The best way to understand something is by example, so to explain the Map we’d like to share a journey with you; a journey that explores diverse regions of the Map, charting where troubles were encountered, but ultimately great success was found.
Play your cards right
As our first foray into the use of the Map to chart organisational exploration, let’s talk about a company that’s been on a long and interesting transformation journey – Nintendo. Founded in 1889, the company began by selling handmade playing cards used for gambling (their official history skirts carefully around this issue).
We can therefore place Nintendo’s origins firmly in the Home and Office region of the Map, which includes toy making. The fact that the cards could be used for gambling does not place Nintendo in that sector – it is the users of the cards who operate in that space. This is an important rule when using the map. The trade of those who consume a company’s products or services should not be conflated with that of the producer.
In 1959, some 70 years later, after Japan was opened up to the world following the end of the Second World War, Nintendo struck a licensing deal with Disney. This allowed them to include some of the latter’s characters on playing cards. Nintendo were very much playing to their strengths, staying within the same sector and leveraging a partnership with a different type of business to increase their own dominance in their area of expertise. The move was a game-changer, and the subsequent boost in revenue allowed the company to go public three years later.
Exploring uncharted territory
During this time, ownership of the company passed down through various sons, cousins and nephews, and at the time of flotation was in the hands of a rather dissolute young fellow. With all this new money burning a hole in his pocket, he decided to ‘transform’ Nintendo.
He invested in taxis, instant rice, vacuum cleaners and even – dare I say it – love hotels. If we look at these journeys on the Map, each one involves a foray into an disconnected region. This is a situation for which our hypothesis predicts failure, unless treated as a genuine start up and given time to mature and grow (of the order of ten years or more). Despite significant resources at his disposal, the new owner failed to make a success of each of these ventures.
Feeling the way, step-by-step
Only one idea stuck – making toys, born out of the company’s knowledge and expertise in making card games. As electronic games turned out to have the highest margin, the 1960s and 1970s saw Nintendo experiment in this field, with many hits and misses. We examined these individually, and found that the progress of successes across the map was a logical one. The first real success came in the form of a mechanical arm known as the “Ultra Hand” which took Nintendo from Home & Office into the neighbouring territory, Mechanical & Electrical.
Another of the hits was a “light gun”, and in 1972 the first video game console was released (the Magnavox Odyssey), with Nintendo’s gun as an accessory for a shooting game. This established Nintendo in Electrical & Mechanical and started their move into Electronics as they became the exclusive supplier of the console in Japan, allowing them to build up their understanding of that market through partnership.

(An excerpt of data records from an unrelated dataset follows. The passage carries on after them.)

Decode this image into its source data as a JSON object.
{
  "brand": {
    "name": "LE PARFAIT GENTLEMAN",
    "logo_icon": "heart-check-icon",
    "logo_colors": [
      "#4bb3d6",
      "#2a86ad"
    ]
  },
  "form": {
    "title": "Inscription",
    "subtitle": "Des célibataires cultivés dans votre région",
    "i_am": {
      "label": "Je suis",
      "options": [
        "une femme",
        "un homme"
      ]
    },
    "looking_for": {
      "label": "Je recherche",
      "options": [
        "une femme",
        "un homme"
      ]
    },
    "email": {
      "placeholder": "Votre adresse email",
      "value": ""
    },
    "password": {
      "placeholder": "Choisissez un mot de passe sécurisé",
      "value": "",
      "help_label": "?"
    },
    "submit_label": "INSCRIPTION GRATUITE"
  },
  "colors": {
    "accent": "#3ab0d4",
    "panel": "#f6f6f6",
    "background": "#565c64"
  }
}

From the mid-70s to 1981, Nintendo used their knowledge of (a) video game consoles, and (b) the dynamics of card games to start making their own video games, culminating in Donkey Kong. At the same time, they launched their own gaming device – the “Game & Watch”; this handheld console has an impressive legacy that can be traced via the Gameboy to the 3DS. With the company now well established in Electronics, the move into Software Development was strategically sound. The highlights of the journey look like this:
Familiar ground in tough times
In 1983 came the great video game crash, which saw the US video game market shrink almost overnight by some 97%. To maximise short-term revenues, Atari dropped their standards and aimed for quantity over quality by allowing bad games onto their console. This culminated in the disaster of the ET movie tie-in game.
Nintendo watched the debacle with interest, learned from the mistakes of others, and as a result, applied a strong focus on quality. Only the very best games would get their seal of approval from now on. The company, in hard times, had shifted focus back to their foundation in games. This allowed them to succeed where other companies with a predominantly electronics background were less well equipped.
In 1985, nearly 100 years into their journey, Nintendo launched the Nintendo Entertainment System, or NES. Again, you can trace a direct line from that through the SNES to the Wii and now the Switch (which also relates to Nintendo’s first console in 1981, by being designed to be portable).
A journey of some 131 years, and where actually have Nintendo gone in that time? The journey from card games to video games is not a very long or complicated one – indeed, it’s an easily understood evolution, with failures learned from, and successes pursued.
In part 3, we will look more broadly at the territory Nintendo shares with many others, and demonstrate how they’ve managed to keep their share price rising whilst others in the same area are suffering. In doing so we’ll introduce an interesting bonus feature of the Map – the “inland seas” that predict emerging industry sectors, and show who might be best placed to move into them.